I receive your kind letter and was glad to hear from you and yours. I hope these few lines will find you all in good health. My health is quite good this spring. I have ben taking the Electric health Restorer a Jerman Remedy to cure Dyspepsia and palpatation of heart. It has help me the most of any thing that I hav ever to taking. DC[2] my son sent me his Photograph in a splendid fraime and sent Robert[3] and Prosper[4] each one only a photograph a smaller sise. Robert is troble with the rheumatism a goodeal of the time. His famly is well. The last heard from Prospers folks they was well. I received aletter from Eugene[5] short time ago. He was a gon a way but said he would write a gain before he whent. I received aletter from David to say that Amanda[6] was Baptise and join the a Episcopal Church a short time a go. They they where only the baby. She was quite un well a cutting her theeth and one from Hiram[7]. They wher all well. He said about a week they had a dredfull snow storm. Clem Crawford[8] had ben out there and staid two days. They where all well. The ice is out of the Fox river but boats has not began to run yet. We are having very plesent wether now. The roads is quite dusty. The frost is mostly out of the ground and it is very dry. Som folks has comments a making gardings [commenced making gardens?]. Edna[9] is still agoing school at Oshkosh. The wanto make a teacher of her. Wille[10] is most as tall as his Father. They say he is quite good in figuers. He is a gon to keep tally for his Father this summer. Tell Lousia and Jenne[11] I would like to write to them but I cant do it. I have so meny letters to write. It is quite a task for me.

When I commence this letter I made cuch work I thought I would have to put it a way but I wanted to send it to day so I keep at it tille I finshed it. If you can read it then it will be all right. Write soon and tell all of the news. So I will close. My love to you all.

From your Mother

to S C Keith     N B Betts

[1] It is hard to make out the year; however, it could be 1878

[2] David Crawford

[3] Nancy’s son, Robert Crawford

[4] Lucius Prosper Crawford, Nancy’s youngest son

[5] Nancy’s grandson, Eugene Crawford

[6] D.C.’s wife, Amanda (Thornton) Crawford
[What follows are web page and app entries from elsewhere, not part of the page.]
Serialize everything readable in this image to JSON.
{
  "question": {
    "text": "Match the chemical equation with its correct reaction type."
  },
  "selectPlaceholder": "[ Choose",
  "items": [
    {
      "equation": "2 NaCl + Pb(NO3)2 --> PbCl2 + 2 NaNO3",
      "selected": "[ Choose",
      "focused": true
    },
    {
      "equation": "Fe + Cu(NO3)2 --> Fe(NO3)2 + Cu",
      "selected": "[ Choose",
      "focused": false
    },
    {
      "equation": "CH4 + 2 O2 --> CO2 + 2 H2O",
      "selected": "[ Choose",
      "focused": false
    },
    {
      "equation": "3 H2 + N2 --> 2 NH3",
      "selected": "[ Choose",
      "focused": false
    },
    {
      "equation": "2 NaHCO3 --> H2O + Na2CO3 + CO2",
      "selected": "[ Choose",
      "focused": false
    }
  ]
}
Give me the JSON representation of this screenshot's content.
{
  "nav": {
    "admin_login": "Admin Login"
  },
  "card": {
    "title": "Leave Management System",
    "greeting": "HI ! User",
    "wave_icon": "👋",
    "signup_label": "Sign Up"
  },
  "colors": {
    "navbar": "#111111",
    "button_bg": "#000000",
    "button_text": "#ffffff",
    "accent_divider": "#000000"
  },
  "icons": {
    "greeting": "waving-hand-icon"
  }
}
[7] Hiram Crawford Jr., Nancy’s son

[8] Robert Clement Crawford, the second eldest son of Henry & Virginia (Worley) Crawford

[9] Edna Crawford, Robert’s daughter

[10] William Crawford, Robert’s son

[11] Presumably Robert’s wife, Louisa (McCann), and Henry’s wife, Virginia